Work item:
Look for the word "users" in the material below. Copy each line that has it.

Exercise materials:
——
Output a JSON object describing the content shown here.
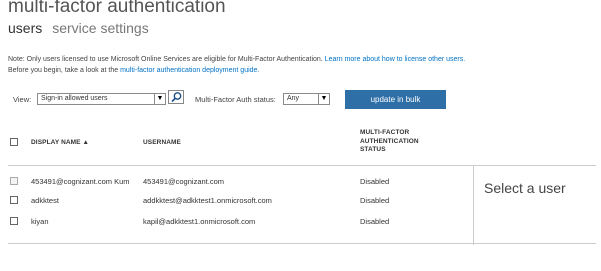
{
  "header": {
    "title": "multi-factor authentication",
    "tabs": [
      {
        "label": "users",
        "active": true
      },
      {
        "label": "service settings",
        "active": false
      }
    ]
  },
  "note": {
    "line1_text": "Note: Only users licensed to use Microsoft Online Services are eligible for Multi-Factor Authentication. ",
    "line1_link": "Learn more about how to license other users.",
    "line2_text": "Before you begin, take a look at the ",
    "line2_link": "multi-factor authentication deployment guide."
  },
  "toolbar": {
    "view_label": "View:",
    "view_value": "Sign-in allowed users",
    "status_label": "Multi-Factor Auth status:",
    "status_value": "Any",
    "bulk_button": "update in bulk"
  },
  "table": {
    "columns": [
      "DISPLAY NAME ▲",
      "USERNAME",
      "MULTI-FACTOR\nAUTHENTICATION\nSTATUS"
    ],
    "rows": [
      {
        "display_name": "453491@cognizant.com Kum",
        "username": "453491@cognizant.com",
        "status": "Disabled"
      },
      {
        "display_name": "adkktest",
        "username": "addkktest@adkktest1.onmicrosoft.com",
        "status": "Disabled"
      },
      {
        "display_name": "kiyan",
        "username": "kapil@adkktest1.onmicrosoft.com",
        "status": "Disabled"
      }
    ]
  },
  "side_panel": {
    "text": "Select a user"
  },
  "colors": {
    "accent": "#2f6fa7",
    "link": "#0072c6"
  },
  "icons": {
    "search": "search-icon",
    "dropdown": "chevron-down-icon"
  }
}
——
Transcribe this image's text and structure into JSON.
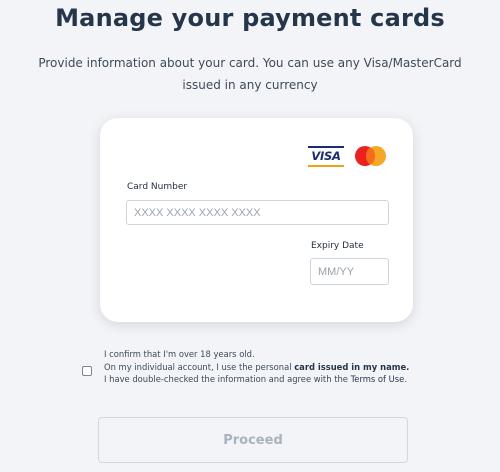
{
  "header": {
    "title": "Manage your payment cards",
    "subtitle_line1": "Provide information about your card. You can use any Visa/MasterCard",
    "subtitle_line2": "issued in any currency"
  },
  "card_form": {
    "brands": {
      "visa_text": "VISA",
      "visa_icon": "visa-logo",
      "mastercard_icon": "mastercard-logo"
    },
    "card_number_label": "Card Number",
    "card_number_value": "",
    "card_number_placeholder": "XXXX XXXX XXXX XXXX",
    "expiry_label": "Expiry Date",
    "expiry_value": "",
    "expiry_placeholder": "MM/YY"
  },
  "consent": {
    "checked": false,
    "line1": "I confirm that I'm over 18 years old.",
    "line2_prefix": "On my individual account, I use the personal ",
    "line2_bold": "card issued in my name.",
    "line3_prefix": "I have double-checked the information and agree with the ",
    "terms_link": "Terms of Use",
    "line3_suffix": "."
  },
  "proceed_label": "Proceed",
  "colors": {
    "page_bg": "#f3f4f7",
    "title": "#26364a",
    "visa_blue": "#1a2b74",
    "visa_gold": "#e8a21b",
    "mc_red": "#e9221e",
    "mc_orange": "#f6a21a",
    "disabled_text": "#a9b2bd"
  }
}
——
Output below:
        "label": "users",
    "line1_text": "Note: Only users licensed to use Microsoft Online Services are eligible for Multi-Factor Authentication. ",
    "line1_link": "Learn more about how to license other users.",
    "view_value": "Sign-in allowed users",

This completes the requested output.